The oldest son of the local squire is Godfrey Cass. Several years before, Godfrey, who is in love with Nancy, the daughter of a wealthy local farmer, married Molly, an opium-addicted barmaid in another town; Molly now has a two-year-old daughter. Godfrey's brother, Dunstan, lives simply for his own pleasure. He is a habitual liar, a blackmailer, a drunk, and a gambler. One rainy night in late autumn, Dunstan takes shelter in Silas's cottage when the weaver is out. Having heard rumors of a stash of money, he searches and finds the bags of coins, which he steals. When Silas finds his coins are gone, he goes to the village pub to report the robbery and ask for help. No trace of the coins or the thief is found, but the villagers now take an interest in Silas for the first time. On New Year's Eve, Godfrey's father is hosting his annual dance, and Godfrey is enjoying spending the evening with Nancy. At the same time, Molly is on her way there to tell everyone about her marriage to Godfrey. It's a cold, snowy evening, and Molly has fortified herself with laudanum (opium). Unable to go further, she sinks to the ground and dies. Her toddler rolls from her arms and, seeing a bright light nearby, makes her way to Silas's cottage. The nearsighted weaver sees her golden hair on the hearth and mistakes it at first for his golden coins.
When he realizes he has found a child and that the child's mother is dead, Silas goes to the party and asks for the doctor. Godfrey comes, too, desperate to make sure Molly is really dead. She is, and, although he realizes he should claim responsibility for his daughter, he doesn't. Silas takes the girl in and, with the help and advice of his neighbor Dolly, raises her as his own. He calls her Eppie, after his little sister who died. Godfrey contributes some money from time to time. Eppie becomes the catalyst for Silas's acceptance into the local community.
Eppie is 18, and Dolly's son Aaron wants to marry her. Godfrey, who is now married to Nancy, has contributed furnishings and helped Silas extend the cottage. He has also acquired some new fields and is having them drained. This drains the old quarry as well. When the water is gone, Dunstan's skeleton is found at the bottom, along with Silas's money. The realization of what his brother did inspires Godfrey to confess to Nancy that Eppie is really his child. They go to the cottage and tell Silas and Eppie that they want to adopt Eppie, finally revealing that Godfrey is her father. But Eppie refuses to leave Silas. In the end, Godfrey accepts this as just punishment for not claiming her when Molly died.

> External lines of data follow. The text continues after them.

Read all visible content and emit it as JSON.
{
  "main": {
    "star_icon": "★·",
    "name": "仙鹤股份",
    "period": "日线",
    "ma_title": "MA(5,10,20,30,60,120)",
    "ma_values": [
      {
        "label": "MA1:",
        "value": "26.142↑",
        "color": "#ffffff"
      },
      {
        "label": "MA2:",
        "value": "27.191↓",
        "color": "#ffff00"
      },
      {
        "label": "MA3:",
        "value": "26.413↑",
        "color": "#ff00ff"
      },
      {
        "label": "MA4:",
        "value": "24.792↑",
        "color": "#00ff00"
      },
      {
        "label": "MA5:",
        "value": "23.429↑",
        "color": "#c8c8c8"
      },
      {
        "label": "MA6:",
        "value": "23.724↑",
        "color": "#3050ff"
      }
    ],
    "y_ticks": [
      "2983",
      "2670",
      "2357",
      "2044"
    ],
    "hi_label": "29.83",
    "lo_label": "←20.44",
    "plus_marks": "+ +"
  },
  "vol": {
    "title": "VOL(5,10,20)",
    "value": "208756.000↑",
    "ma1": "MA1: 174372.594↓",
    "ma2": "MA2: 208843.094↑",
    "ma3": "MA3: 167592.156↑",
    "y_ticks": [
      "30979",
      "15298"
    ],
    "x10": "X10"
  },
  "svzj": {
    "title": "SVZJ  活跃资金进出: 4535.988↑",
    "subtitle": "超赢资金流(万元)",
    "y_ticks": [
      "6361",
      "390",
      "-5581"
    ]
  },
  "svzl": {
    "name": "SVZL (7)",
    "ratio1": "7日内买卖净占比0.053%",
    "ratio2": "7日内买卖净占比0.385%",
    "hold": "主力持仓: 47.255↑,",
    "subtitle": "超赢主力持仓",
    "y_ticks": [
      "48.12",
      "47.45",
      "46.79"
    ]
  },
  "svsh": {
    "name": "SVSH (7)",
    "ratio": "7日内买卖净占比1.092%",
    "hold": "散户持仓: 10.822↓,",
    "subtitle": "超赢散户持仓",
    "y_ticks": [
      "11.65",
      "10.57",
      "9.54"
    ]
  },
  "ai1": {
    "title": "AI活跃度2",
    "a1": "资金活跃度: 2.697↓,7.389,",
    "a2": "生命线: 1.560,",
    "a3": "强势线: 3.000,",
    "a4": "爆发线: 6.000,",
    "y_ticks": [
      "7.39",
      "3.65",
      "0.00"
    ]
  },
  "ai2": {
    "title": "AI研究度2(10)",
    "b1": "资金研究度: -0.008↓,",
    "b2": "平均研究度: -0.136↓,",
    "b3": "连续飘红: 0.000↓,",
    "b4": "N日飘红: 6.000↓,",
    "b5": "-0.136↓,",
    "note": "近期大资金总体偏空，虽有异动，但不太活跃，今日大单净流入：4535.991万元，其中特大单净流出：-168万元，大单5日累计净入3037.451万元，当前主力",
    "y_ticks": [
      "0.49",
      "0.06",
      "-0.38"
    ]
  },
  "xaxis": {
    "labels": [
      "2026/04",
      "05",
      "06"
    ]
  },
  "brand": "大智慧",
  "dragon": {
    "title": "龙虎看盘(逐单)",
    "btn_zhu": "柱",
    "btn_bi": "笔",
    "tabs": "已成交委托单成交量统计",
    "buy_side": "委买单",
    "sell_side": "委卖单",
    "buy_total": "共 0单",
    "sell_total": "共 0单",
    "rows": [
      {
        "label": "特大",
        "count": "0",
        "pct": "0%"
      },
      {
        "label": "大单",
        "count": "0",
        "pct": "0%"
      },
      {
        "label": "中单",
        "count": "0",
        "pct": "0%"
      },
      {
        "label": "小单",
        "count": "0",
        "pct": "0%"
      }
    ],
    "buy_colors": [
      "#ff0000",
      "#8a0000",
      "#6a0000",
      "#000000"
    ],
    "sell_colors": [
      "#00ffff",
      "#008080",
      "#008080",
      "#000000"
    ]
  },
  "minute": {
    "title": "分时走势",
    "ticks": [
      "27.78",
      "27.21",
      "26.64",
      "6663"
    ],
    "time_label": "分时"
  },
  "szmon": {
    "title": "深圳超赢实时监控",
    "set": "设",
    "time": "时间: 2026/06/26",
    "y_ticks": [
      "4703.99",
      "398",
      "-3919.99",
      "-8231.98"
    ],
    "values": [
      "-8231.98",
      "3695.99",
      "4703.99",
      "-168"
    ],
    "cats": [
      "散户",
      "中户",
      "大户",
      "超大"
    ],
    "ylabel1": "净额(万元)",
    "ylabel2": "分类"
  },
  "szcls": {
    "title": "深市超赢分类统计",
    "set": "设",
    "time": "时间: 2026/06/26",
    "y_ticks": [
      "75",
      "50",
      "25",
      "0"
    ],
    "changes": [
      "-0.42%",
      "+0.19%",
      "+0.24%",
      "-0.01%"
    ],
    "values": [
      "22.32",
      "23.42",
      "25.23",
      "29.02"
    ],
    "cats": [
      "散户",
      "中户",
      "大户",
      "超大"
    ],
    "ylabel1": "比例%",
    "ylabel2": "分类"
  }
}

Silas and Eppie travel to the town Silas came from. He wants to visit Lantern Yard to see whether the congregation ever discovered he was innocent of the theft. But Lantern Yard has been torn down and replaced by a large factory. The following spring, Eppie and Aaron get married, which is an occasion for great celebration in Raveloe.
Silas Marner Plot Diagram